Assigned task: Copy out the lines of the material that include the string "Funding".

Data extracts:
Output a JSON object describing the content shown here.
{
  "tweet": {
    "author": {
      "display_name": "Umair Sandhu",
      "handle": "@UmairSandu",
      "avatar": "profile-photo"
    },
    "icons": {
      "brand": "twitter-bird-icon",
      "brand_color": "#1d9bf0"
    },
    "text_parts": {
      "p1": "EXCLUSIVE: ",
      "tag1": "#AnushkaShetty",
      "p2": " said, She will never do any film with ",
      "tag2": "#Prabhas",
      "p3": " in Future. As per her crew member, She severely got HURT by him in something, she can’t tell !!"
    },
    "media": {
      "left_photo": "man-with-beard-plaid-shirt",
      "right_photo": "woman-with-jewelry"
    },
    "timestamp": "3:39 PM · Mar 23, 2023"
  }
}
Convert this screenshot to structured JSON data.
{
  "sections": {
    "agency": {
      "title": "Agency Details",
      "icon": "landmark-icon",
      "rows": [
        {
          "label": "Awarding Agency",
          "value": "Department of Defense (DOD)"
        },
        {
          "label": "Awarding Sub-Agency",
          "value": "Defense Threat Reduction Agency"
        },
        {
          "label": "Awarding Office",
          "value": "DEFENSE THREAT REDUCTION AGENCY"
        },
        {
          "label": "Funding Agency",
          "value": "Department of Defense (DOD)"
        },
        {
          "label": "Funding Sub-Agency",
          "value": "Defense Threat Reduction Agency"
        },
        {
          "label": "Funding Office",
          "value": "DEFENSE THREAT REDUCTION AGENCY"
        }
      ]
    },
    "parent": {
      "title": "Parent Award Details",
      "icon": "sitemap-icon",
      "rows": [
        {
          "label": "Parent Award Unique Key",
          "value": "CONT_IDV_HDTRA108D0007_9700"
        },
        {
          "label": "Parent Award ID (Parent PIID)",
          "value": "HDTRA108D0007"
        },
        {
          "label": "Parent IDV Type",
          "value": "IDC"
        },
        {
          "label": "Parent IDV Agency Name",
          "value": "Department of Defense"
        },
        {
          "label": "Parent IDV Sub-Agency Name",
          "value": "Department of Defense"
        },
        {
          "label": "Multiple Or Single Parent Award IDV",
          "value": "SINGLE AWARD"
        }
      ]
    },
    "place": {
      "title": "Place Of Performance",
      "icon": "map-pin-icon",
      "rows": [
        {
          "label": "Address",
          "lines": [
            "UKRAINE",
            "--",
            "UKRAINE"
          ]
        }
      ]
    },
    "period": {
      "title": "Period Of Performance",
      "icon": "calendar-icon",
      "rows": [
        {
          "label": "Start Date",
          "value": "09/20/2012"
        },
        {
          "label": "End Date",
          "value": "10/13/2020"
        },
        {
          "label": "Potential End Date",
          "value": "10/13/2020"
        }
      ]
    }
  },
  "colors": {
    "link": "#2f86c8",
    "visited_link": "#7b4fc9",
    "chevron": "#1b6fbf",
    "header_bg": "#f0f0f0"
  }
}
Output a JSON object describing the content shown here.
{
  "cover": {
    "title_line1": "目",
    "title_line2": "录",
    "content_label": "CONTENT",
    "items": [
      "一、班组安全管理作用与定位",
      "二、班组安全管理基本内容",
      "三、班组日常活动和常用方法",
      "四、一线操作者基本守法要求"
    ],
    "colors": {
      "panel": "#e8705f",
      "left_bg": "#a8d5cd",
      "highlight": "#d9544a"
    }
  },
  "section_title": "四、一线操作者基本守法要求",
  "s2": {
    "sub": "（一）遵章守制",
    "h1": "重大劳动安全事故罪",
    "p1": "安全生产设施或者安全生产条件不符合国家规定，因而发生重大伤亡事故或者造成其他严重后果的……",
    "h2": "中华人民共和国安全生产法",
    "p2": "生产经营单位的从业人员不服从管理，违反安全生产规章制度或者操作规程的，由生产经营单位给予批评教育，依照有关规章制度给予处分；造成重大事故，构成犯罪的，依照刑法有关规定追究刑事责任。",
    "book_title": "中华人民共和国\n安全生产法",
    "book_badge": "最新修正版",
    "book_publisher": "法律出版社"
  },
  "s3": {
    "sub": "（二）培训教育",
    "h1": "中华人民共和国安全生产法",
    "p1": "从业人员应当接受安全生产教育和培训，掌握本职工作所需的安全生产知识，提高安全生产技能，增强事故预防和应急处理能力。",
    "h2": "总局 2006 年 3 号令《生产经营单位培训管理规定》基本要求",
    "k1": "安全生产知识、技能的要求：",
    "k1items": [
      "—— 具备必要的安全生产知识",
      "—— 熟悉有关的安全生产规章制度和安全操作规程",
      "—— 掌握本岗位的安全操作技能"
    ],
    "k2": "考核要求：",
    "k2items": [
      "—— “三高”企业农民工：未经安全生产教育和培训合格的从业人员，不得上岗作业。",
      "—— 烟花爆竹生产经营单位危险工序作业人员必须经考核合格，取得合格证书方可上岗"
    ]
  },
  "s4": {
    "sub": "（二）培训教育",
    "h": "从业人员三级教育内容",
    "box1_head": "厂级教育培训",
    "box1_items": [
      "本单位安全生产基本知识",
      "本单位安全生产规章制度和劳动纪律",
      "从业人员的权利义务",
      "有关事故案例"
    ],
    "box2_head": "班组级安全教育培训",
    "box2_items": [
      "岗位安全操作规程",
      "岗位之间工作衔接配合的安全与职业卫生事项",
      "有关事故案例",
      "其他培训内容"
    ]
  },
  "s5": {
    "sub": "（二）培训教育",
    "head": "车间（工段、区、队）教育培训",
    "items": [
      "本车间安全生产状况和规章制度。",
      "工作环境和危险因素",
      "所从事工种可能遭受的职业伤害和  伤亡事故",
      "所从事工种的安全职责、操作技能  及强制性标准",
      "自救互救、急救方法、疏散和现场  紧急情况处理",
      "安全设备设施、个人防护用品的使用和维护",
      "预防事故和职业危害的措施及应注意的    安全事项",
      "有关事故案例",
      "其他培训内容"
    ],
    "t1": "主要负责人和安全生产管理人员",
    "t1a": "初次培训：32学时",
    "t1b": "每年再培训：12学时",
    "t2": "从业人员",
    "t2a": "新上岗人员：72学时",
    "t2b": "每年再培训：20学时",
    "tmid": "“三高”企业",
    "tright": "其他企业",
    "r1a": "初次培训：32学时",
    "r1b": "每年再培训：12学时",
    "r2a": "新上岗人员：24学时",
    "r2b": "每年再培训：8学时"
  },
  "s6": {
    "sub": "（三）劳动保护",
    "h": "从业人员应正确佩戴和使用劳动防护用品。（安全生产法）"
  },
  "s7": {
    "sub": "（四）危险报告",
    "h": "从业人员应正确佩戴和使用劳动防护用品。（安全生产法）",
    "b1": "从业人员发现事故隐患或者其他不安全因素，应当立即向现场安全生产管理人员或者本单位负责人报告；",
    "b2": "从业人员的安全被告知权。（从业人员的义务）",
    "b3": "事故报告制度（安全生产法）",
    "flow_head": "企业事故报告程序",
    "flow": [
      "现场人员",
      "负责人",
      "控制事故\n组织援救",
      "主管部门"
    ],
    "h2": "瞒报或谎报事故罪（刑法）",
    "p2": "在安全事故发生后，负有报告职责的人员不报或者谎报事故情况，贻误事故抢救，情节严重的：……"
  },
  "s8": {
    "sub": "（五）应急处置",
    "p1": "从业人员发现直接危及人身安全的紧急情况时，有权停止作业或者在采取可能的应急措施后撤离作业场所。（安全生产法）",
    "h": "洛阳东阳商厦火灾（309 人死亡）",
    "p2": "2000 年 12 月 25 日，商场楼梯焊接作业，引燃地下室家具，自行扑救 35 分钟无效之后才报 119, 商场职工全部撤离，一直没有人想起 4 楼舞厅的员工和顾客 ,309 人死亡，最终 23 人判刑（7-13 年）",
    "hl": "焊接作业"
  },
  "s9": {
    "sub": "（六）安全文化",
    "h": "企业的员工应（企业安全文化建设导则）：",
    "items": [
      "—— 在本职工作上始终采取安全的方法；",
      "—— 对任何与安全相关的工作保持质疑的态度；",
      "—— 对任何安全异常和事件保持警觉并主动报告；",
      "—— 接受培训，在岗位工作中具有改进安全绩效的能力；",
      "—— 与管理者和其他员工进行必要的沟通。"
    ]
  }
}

Result for this exercise:
          "label": "Funding Agency",
          "label": "Funding Sub-Agency",
          "label": "Funding Office",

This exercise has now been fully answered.